5 Resources for professional and family caregivers
While non-musicians may find the earlier information on singing overwhelming, know that music therapist, music educators, speech/language pathologist and others are there to support you.
1. Support volunteers and paid professionals in encouraging singing.
Some music entertainment is performed for the senior living community, Some entertainers include times for audience participation. There is calendar space for both in assisted living facilities and nursing homes.
Educate volunteer and professional musicians. Support them in learning about vocal care for themselves and your community members. Make sure they are aware of the role they play. Reinforce entertainment as different from therapy.
2. Purchase multiple copies of song collections for your group.
Remember, lyrics and music are often under copyright. Purchasing one copy from which to make others copies is not legal or advised. Looking for a possible collection in which to invest? “Rise Up and Sing“(*affiliate link) is one sing along source.
3. Purchase sing along CDs
While some folks sing with recordings, many recordings are not created for that purpose. The pitch may be too high or too low for older (and often younger) voices. And, lyrics are generally not available for the music. Liner notes are too small of print for many people to read them, And, as previously mentioned it is outside copyright to copy them.
It is wiser to buy CDs with lyric sheets that are pitched and paced for group singing. And example is the “4 Sing-Along Volumes”, “Hymn Sing” and “Christmas Sing” from Eldersong Publications.
4, Benefits of karaoke for seniors
Whether it is use of karaoke equipment or use of sing along DVDs, a karaoke format can support individuals and groups to sing when support is less available.

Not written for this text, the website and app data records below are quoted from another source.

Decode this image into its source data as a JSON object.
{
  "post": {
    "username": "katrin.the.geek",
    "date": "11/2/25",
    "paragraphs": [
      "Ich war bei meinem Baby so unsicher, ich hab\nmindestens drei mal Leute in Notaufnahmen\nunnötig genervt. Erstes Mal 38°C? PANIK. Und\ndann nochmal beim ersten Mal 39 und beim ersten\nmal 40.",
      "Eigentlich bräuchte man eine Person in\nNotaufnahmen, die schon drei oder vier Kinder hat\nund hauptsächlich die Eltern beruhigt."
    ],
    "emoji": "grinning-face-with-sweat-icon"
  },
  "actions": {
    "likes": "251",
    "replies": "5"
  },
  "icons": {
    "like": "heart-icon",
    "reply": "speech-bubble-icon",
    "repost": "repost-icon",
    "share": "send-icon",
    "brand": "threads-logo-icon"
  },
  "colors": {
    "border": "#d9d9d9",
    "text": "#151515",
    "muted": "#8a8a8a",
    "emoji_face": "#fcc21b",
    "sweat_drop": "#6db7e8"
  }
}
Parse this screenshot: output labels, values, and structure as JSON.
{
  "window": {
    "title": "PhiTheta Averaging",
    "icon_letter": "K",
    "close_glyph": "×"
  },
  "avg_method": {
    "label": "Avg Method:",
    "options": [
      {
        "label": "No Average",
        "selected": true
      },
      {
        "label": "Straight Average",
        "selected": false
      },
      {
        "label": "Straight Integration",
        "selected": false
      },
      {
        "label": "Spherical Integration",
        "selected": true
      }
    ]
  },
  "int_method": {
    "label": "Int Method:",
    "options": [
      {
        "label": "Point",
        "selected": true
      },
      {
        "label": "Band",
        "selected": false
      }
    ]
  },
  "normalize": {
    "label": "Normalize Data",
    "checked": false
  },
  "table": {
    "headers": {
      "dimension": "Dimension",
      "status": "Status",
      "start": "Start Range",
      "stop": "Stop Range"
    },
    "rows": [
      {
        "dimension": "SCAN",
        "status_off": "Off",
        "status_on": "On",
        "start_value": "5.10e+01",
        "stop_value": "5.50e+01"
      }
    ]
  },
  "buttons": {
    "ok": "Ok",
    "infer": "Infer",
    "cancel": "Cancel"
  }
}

Purchase sing along DVDs to use. An example is Melodic Memories. They include large print words on the screen. Lyric sheets are also available for print. It is this writers option.
5. Books to guide you.
Resources for the music therapist
While your training, years of experience and personal collection of music are likely deep and board, there are times we all get stuck in a routine. We share the same songs over and over. Or, maybe we see a shift in the songs known by those we serve.
How do you address these?
- We keep networking with each other, The songs other music ideas shared within our social media communities is a renewing resource.
- We keep growing in our knowledge of our profession. Staying abreast of current research and new approaches happens through continuing education and attendance at professional conference (both within and outside the music therapy sphere).
- We explore resources that stimulate our thoughts when planning sessions and selecting songs. Session Cafe is pleased to serve you in this way.
Rise and Sing
Now that you’ve wet your whistle and explored this topic, I hope you’ll join me. Please rise and sing….
Iowa State University. “Music therapy helps people with Parkinson’s build strength through song.” ScienceDaily, 2 August 2017.
 M. Hilton, J. Savage, B. Hunter, S. McDonald, C. Repanos and R. Powell, “Singing Exercises Improve Sleepiness and Frequency of Snoring among Snorers—A Randomised Controlled Trial,” International Journal of Otolaryngology and Head & Neck Surgery, Vol. 2 No. 3, 2013, pp. 97-102. doi: 10.4236/ijohns.2013.23023.
 Effects of Choir Singing or Listening on Secretory Immunoglobulin A, Cortisol, and Emotional State.
[Article] Journal of Behavioral Medicine. 27(6):623-635, December 2004.
 Music for the ageing brain: Cognitive, emotional, social, and neural benefits of musical leisure activities in stroke and dementia – Teppo Särkämö, 2017 http://journals.sagepub.com/doi/10.1177/1471301217729237#articleShareContainer